# WHAT IS BEING ASKED
Type out all the records again exactly.

[Entries from a dataset of interfaces]
::::::::::

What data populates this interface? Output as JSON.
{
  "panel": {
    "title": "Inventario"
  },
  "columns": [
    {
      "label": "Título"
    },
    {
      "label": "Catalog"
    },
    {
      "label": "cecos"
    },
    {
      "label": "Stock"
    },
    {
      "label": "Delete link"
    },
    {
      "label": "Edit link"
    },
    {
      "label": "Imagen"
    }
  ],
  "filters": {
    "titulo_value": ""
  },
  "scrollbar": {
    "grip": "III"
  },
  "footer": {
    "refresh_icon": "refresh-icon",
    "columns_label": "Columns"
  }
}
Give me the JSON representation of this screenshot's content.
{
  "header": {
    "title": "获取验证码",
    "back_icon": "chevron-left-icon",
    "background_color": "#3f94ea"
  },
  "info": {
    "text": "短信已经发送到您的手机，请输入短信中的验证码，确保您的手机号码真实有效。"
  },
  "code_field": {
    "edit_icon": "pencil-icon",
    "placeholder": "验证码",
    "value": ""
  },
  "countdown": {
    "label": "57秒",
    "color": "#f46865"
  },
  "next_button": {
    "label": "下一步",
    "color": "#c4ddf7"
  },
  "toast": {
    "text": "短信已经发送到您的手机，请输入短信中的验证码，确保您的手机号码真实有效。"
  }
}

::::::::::

# SOLUTION FOR THIS PROBLEM
What data populates this interface? Output as JSON.
{
  "panel": {
    "title": "Inventario"
  },
  "columns": [
    {
      "label": "Título"
    },
    {
      "label": "Catalog"
    },
    {
      "label": "cecos"
    },
    {
      "label": "Stock"
    },
    {
      "label": "Delete link"
    },
    {
      "label": "Edit link"
    },
    {
      "label": "Imagen"
    }
  ],
  "filters": {
    "titulo_value": ""
  },
  "scrollbar": {
    "grip": "III"
  },
  "footer": {
    "refresh_icon": "refresh-icon",
    "columns_label": "Columns"
  }
}
Give me the JSON representation of this screenshot's content.
{
  "header": {
    "title": "获取验证码",
    "back_icon": "chevron-left-icon",
    "background_color": "#3f94ea"
  },
  "info": {
    "text": "短信已经发送到您的手机，请输入短信中的验证码，确保您的手机号码真实有效。"
  },
  "code_field": {
    "edit_icon": "pencil-icon",
    "placeholder": "验证码",
    "value": ""
  },
  "countdown": {
    "label": "57秒",
    "color": "#f46865"
  },
  "next_button": {
    "label": "下一步",
    "color": "#c4ddf7"
  },
  "toast": {
    "text": "短信已经发送到您的手机，请输入短信中的验证码，确保您的手机号码真实有效。"
  }
}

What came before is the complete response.